Hoian blooming as the key trading post has given rise to an array of handicraft and vegetable villages serving the nearby once bustling trading town.
Kim Bong woodworking village takes pride in its rich history of producing the finest carpenters. Some of them took part in the construction of the well-preserved Hoian’s Old Quarter, Ho Chi Minh Mausoleum, Hue Royal Citadel, and a dozen other tombs and temples in Central Vietnam. The East side of the village specializes in shipbuilding while the woodcarvers gather in the West side. The carved items on display and for sale in Kim Bong are not lacquered to retain the natural figures of wood. Kim Bong’s carpenters tend to feature the bucolic aspect of Vietnamese culture with buffalos, bamboo, and flowers as the main patterns on the products. Eastern dragons are also a frequent subject, but as they are to serve the humble mass, these mythical creatures are carved without the majesty and solemnity of dragon figures for the royal. Kim Bong village is accessible by a 10 minute ferry ride from Hoian’s Old Quarter.
Woodcarving at Kim Bong village
Thanh Ha is one of the rare few pottery villages that still preserve the traditional technique of throwing and firing the products with minimal use of support tools. The village’s women are often in charge of forming the products. This process takes two potters; one kicks the wheel-head to make it spin while the other throws the clump of clay into ceramic wares.

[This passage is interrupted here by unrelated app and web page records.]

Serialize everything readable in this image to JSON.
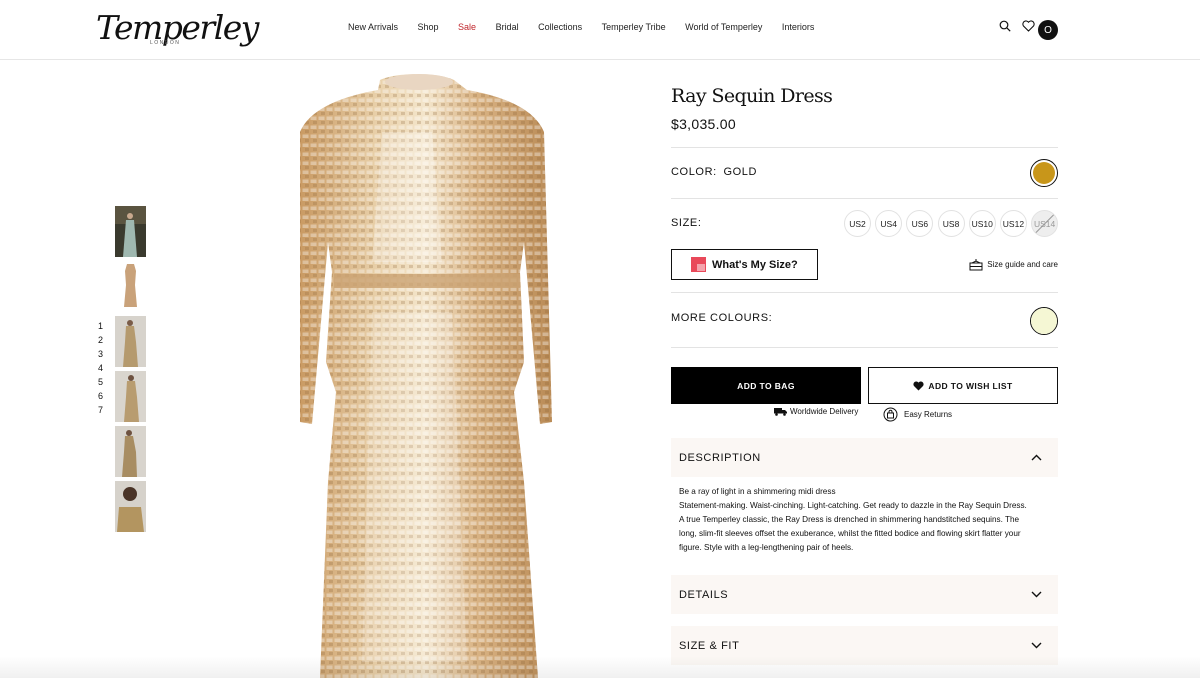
{
  "brand": {
    "name": "Temperley",
    "sub": "LONDON"
  },
  "nav": [
    "New Arrivals",
    "Shop",
    "Sale",
    "Bridal",
    "Collections",
    "Temperley Tribe",
    "World of Temperley",
    "Interiors"
  ],
  "header_icons": [
    "search-icon",
    "heart-icon",
    "bag-icon"
  ],
  "avatar_initial": "O",
  "thumb_numbers": [
    "1",
    "2",
    "3",
    "4",
    "5",
    "6",
    "7"
  ],
  "product": {
    "title": "Ray Sequin Dress",
    "price": "$3,035.00",
    "color_label": "COLOR:",
    "color_value": "GOLD",
    "color_swatch": "#c8961a",
    "size_label": "SIZE:",
    "sizes": [
      "US2",
      "US4",
      "US6",
      "US8",
      "US10",
      "US12",
      "US14"
    ],
    "unavailable_size": "US14",
    "whats_my_size": "What's My Size?",
    "size_guide": "Size guide and care",
    "more_colours_label": "MORE COLOURS:",
    "more_colours_swatch": "#f5f7d4",
    "add_to_bag": "ADD TO BAG",
    "add_to_wishlist": "ADD TO WISH LIST",
    "worldwide_delivery": "Worldwide Delivery",
    "easy_returns": "Easy Returns"
  },
  "accordions": {
    "description": "DESCRIPTION",
    "details": "DETAILS",
    "size_fit": "SIZE & FIT"
  },
  "description_lines": [
    "Be a ray of light in a shimmering midi dress",
    "Statement-making. Waist-cinching. Light-catching. Get ready to dazzle in the Ray Sequin Dress.",
    "A true Temperley classic, the Ray Dress is drenched in shimmering handstitched sequins. The",
    "long, slim-fit sleeves offset the exuberance, whilst the fitted bodice and flowing skirt flatter your",
    "figure. Style with a leg-lengthening pair of heels."
  ]
}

What makes Thanh Ha’s ceramic stand out is its entirely-manual process. The potters here do not enamel their products or blend different types of clay, and they determine the time of firing based on their instinct and experience What you find here will not have any sort of uniform color or texture, uniform color or texture, which is definitely a highlight in this world of mass production. Thanh Ha pottery village is 3km west of Hoian and charges an admission fee of 20.000 VND.
Potters at Thanh Ha village are mostly women
Phuoc Kieu is a 400-year-old bronze casting village and is the birth place of the famous musical instrument, the gongs. Phuoc Kieu’s bronze casters possess certain aural skills and extensive knowledge about the spiritual culture of several ethnic tribes to be able to cast out the instruments with the right degree of echo. Phuoc Kieu offers a wide range of products from home wares, candle sticks, to ornaments, and censers.
Phuoc Kieu’s old gongs
Embark on a leisurely cruise down the Thu Bon River. Popular choices range from sampans, wooden boats, to kayaks. For the most memorable experience, negotiate with a river lady on a wooden canoe for an hour excursion to catch the sunset. These helmswomen know how to cover the most ground on a given amount of time to maximize the memories for their passengers.
Take a break with Hoian’s local residents in a humble eatery that serves the best com ga (chicken rice) in town. Quan com Hien only opens at night from 6 p.m to 7.30 p.m. While Com ga Ba Buoi takes the spotlight, Quan com Hien only has local diners, a perfect place for any traveler who wants to explore a corner of Hoian that has not yet been overrun by tourists. This eatery is at number 593 Tran Hung Dao Street.
Hoian chicken rice
For a small amount of money, you can purchase a lotus-shaped lantern with a candle inside. Light the candle and float the lantern down Thu Bon River, this is believed to bring about good luck and happiness.
Hoian at night
Go out for a casual stroll through the dimly lit streets of Hoian’s Old Quarter. Stop at some of the street food stalls for snacks. This can either be done on your own with a bit of research beforehand, or on a Hoian food tour by night.
Learn more about Hoian here: